**Activity:** Among the lines below, some may hold the word "screenshot"; state how many do, giving only the number.

[Dataset entries]
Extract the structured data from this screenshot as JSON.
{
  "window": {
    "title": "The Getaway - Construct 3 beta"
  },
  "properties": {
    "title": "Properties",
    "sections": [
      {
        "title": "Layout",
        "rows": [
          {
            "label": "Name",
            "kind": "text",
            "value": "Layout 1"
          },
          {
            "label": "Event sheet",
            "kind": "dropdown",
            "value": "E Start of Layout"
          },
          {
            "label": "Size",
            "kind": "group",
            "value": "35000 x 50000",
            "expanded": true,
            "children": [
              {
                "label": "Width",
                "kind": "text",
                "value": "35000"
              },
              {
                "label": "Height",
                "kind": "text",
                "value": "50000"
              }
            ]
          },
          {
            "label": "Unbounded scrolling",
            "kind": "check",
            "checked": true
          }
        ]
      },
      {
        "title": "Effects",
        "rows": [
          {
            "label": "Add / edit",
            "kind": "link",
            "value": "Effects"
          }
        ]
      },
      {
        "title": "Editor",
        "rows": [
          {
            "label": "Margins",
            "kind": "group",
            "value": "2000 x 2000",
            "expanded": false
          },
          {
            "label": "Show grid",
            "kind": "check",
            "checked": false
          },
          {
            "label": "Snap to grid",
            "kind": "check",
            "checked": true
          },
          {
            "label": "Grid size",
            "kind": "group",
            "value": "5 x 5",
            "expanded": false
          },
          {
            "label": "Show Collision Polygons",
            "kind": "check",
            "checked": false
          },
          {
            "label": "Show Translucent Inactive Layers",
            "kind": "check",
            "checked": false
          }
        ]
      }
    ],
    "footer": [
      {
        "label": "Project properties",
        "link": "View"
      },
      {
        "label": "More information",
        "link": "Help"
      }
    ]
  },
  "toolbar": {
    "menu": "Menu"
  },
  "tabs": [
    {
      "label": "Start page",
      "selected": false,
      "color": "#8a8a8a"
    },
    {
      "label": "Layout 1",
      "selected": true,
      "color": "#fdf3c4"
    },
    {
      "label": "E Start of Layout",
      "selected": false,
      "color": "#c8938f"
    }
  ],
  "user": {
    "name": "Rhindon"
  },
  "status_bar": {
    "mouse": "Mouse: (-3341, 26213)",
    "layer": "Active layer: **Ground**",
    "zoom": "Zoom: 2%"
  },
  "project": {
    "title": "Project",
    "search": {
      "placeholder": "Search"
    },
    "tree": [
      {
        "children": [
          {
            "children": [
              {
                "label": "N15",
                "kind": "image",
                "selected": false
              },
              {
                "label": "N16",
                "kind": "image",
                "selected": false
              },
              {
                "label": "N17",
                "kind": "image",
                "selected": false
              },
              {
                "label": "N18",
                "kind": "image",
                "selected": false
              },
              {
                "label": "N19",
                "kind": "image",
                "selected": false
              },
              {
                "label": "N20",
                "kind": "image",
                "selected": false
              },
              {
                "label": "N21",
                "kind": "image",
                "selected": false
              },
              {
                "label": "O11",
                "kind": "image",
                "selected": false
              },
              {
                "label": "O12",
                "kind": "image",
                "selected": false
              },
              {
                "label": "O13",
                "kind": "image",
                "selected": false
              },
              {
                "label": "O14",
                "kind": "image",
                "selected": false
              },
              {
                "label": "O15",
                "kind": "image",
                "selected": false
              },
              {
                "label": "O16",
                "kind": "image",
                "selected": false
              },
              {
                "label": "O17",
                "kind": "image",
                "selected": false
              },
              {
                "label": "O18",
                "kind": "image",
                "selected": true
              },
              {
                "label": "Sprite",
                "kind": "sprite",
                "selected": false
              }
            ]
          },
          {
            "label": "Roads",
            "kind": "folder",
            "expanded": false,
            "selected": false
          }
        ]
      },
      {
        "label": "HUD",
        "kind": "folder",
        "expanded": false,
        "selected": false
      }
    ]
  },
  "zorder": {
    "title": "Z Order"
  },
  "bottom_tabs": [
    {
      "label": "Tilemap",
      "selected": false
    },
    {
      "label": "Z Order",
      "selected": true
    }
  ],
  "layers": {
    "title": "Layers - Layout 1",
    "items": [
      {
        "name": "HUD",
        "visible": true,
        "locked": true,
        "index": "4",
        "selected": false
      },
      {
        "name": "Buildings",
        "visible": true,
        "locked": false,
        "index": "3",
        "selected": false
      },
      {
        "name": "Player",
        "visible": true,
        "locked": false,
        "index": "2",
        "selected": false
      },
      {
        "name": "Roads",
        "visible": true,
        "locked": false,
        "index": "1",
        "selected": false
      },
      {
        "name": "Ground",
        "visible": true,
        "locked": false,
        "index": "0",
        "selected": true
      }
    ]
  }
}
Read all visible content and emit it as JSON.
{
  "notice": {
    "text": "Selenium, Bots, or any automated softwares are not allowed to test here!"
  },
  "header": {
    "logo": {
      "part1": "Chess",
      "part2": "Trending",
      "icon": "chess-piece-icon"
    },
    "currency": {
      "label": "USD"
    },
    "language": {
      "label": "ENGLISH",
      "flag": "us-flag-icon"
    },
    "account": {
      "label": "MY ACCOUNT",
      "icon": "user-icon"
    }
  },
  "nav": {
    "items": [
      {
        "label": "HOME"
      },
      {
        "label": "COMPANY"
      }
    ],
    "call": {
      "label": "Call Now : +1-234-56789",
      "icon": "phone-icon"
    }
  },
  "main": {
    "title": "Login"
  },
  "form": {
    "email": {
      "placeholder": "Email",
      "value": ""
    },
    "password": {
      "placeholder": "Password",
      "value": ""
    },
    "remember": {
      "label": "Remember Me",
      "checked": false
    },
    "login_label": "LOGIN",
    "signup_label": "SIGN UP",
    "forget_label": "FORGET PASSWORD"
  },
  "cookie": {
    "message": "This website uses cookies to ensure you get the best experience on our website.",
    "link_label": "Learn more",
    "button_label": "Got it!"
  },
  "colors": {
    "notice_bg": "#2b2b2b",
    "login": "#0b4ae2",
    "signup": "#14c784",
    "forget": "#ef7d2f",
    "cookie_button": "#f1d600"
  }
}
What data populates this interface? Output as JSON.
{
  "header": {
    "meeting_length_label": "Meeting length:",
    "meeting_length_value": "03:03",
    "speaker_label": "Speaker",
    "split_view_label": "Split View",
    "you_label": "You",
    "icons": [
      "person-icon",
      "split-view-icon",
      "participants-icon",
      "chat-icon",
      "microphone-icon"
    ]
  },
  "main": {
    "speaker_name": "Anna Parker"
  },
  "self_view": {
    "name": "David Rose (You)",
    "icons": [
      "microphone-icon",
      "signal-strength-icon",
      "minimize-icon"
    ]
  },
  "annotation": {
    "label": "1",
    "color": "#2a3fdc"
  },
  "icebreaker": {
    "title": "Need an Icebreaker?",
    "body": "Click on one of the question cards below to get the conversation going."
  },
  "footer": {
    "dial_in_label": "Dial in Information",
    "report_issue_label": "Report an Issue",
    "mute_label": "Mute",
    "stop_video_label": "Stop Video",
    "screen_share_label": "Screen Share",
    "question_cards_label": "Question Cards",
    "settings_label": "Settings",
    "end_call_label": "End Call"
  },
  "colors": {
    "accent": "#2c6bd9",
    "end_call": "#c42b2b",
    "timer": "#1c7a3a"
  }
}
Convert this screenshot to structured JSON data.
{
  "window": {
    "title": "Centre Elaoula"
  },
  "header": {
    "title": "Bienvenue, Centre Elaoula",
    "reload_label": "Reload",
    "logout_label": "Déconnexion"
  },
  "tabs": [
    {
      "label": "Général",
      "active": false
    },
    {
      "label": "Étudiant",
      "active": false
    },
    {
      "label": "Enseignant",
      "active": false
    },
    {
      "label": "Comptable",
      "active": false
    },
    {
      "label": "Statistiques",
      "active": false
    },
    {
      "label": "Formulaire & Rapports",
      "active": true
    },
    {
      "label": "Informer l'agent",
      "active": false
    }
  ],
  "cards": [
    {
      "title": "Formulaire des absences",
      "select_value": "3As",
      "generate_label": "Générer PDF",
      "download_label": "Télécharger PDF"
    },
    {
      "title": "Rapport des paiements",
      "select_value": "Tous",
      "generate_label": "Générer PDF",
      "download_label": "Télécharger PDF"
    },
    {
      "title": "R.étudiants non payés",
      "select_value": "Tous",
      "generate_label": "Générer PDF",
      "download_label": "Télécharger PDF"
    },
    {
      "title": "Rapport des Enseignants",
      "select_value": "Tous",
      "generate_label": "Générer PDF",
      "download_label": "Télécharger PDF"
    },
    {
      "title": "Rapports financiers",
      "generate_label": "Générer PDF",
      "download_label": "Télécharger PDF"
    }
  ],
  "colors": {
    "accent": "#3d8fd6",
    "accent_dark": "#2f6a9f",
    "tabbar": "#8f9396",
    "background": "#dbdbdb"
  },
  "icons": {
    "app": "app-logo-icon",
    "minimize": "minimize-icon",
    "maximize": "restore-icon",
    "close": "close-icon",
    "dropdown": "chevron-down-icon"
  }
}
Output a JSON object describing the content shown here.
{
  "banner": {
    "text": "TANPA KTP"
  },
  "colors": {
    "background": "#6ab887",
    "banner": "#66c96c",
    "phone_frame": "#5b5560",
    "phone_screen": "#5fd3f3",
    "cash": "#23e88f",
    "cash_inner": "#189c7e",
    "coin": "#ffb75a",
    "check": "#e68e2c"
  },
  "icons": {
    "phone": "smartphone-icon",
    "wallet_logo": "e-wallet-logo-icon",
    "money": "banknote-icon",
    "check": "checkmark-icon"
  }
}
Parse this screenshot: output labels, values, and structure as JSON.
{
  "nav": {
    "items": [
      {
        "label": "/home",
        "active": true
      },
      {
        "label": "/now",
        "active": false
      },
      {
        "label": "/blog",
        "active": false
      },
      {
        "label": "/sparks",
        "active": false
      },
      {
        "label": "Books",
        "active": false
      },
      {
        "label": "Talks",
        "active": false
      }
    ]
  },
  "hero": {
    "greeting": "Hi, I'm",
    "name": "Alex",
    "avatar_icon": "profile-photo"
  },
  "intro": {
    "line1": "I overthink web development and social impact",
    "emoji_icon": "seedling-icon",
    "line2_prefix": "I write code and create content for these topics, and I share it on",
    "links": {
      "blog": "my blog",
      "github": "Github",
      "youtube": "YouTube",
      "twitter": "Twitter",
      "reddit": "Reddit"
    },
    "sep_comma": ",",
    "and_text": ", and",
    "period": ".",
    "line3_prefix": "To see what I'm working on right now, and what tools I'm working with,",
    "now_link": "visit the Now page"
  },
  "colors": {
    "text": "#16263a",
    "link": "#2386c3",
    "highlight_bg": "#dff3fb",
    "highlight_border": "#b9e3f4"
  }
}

**Task output:** 3